The listing is to be repeated exactly, and its pictures are to be left out.

— MATERIAL FOR THIS EXERCISE —
*** Begin section ***
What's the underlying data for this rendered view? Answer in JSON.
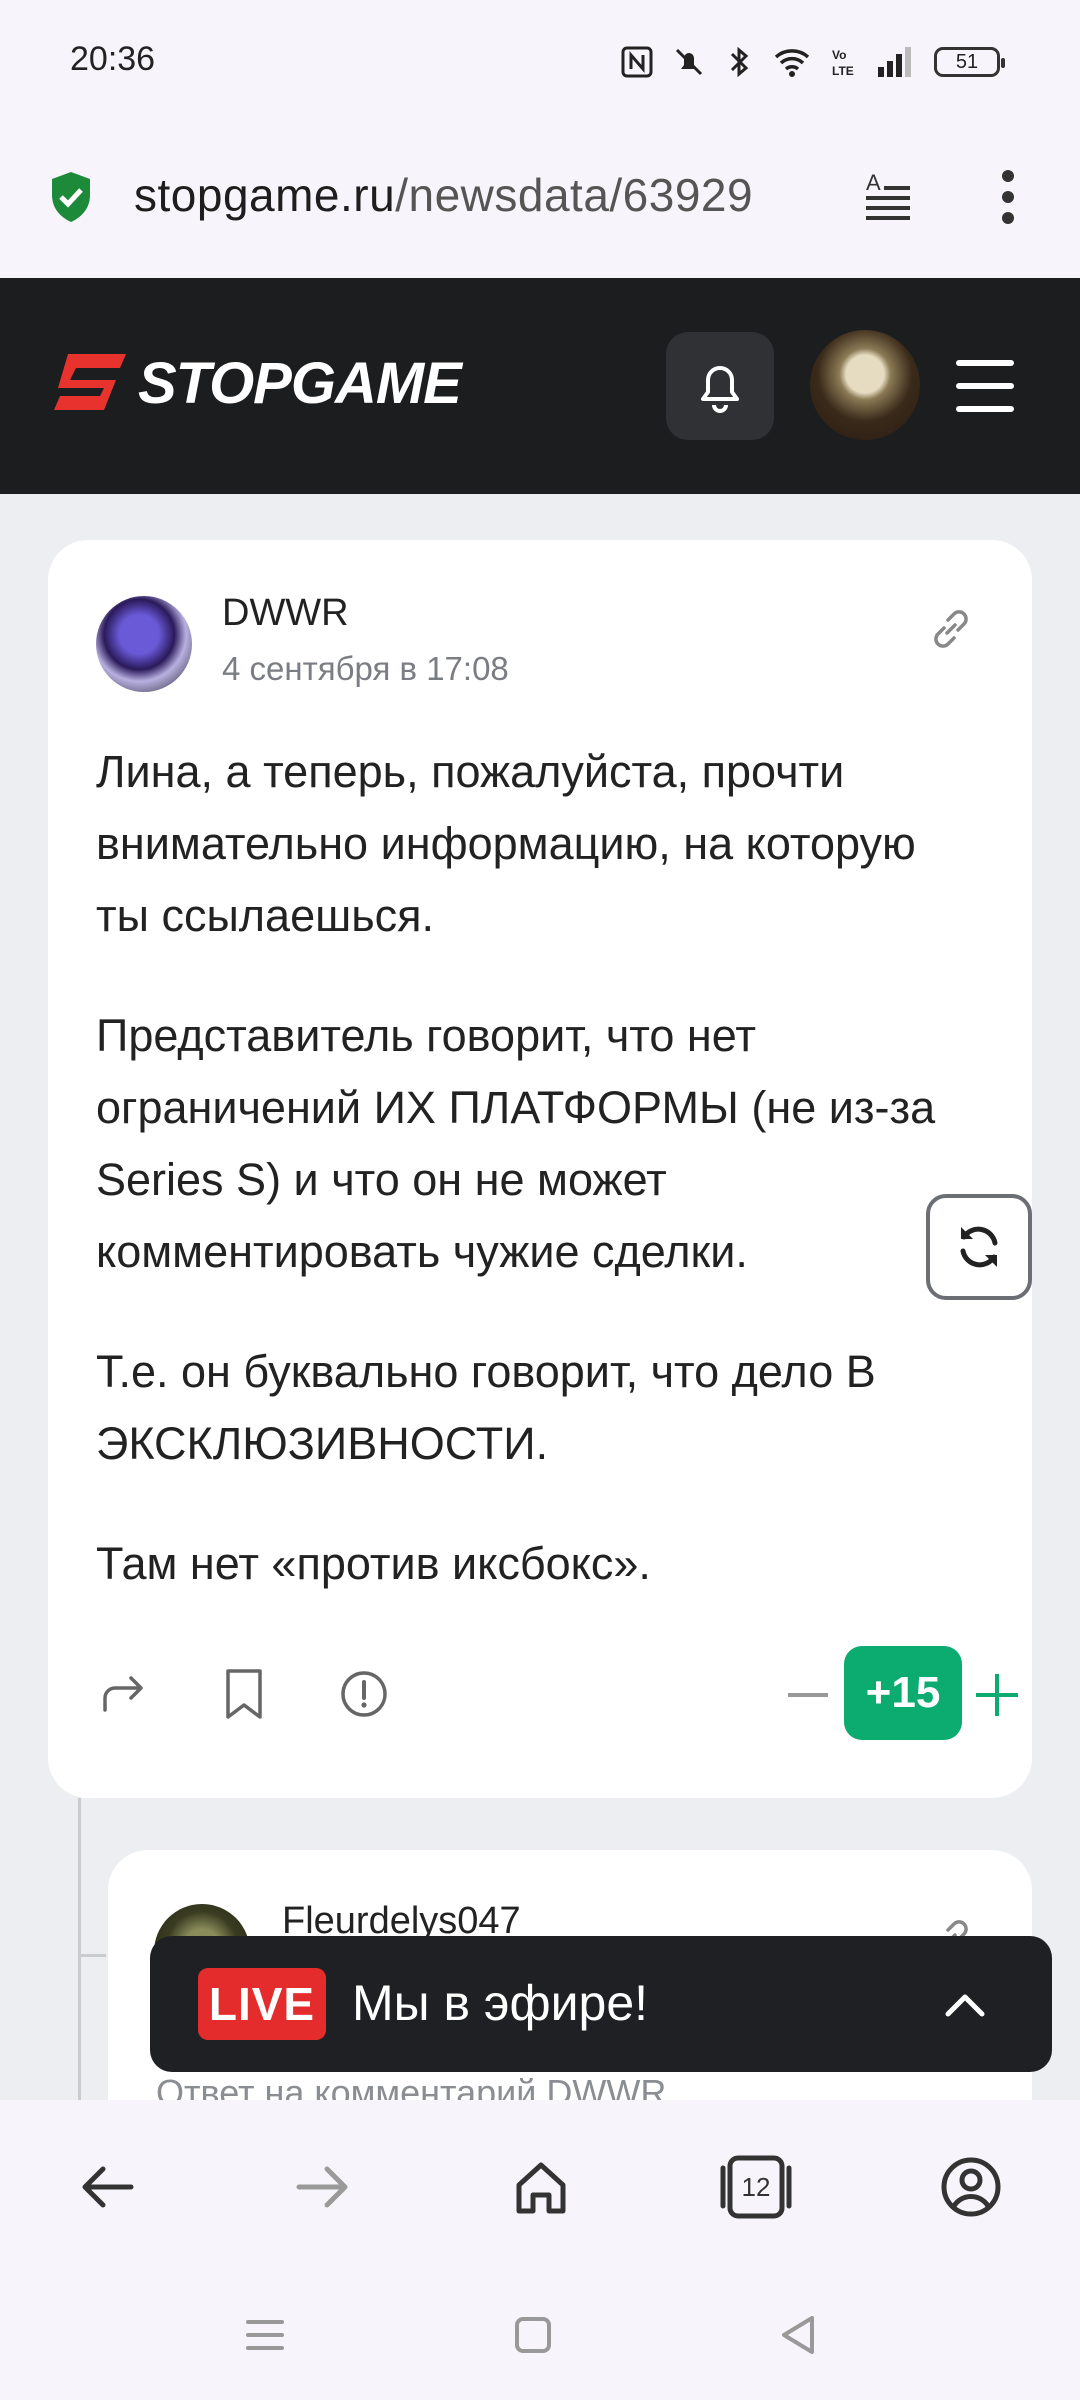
{
  "status_bar": {
    "time": "20:36",
    "battery": "51"
  },
  "address_bar": {
    "url_host": "stopgame.ru",
    "url_path": "/newsdata/63929"
  },
  "header": {
    "logo": "STOPGAME"
  },
  "comment": {
    "author": "DWWR",
    "date": "4 сентября в 17:08",
    "paragraphs": [
      "Лина, а теперь, пожалуйста, прочти внимательно информацию, на которую ты ссылаешься.",
      "Представитель говорит, что нет ограничений ИХ ПЛАТФОРМЫ (не из-за Series S) и что он не может комментировать чужие сделки.",
      "Т.е. он буквально говорит, что дело В ЭКСКЛЮЗИВНОСТИ.",
      "Там нет «против иксбокс»."
    ],
    "score": "+15"
  },
  "reply": {
    "author": "Fleurdelys047",
    "reply_to": "Ответ на комментарий DWWR"
  },
  "live": {
    "badge": "LIVE",
    "text": "Мы в эфире!"
  },
  "browser_nav": {
    "tabs_count": "12"
  },
  "colors": {
    "accent_green": "#0cab70",
    "header_bg": "#1c1d1f",
    "live_red": "#e32c2b"
  }
}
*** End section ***
— EXPECTED OUTPUT —
What's the underlying data for this rendered view? Answer in JSON.
{
  "status_bar": {
    "time": "20:36",
    "battery": "51"
  },
  "address_bar": {
    "url_host": "stopgame.ru",
    "url_path": "/newsdata/63929"
  },
  "header": {
    "logo": "STOPGAME"
  },
  "comment": {
    "author": "DWWR",
    "date": "4 сентября в 17:08",
    "paragraphs": [
      "Лина, а теперь, пожалуйста, прочти внимательно информацию, на которую ты ссылаешься.",
      "Представитель говорит, что нет ограничений ИХ ПЛАТФОРМЫ (не из-за Series S) и что он не может комментировать чужие сделки.",
      "Т.е. он буквально говорит, что дело В ЭКСКЛЮЗИВНОСТИ.",
      "Там нет «против иксбокс»."
    ],
    "score": "+15"
  },
  "reply": {
    "author": "Fleurdelys047",
    "reply_to": "Ответ на комментарий DWWR"
  },
  "live": {
    "badge": "LIVE",
    "text": "Мы в эфире!"
  },
  "browser_nav": {
    "tabs_count": "12"
  },
  "colors": {
    "accent_green": "#0cab70",
    "header_bg": "#1c1d1f",
    "live_red": "#e32c2b"
  }
}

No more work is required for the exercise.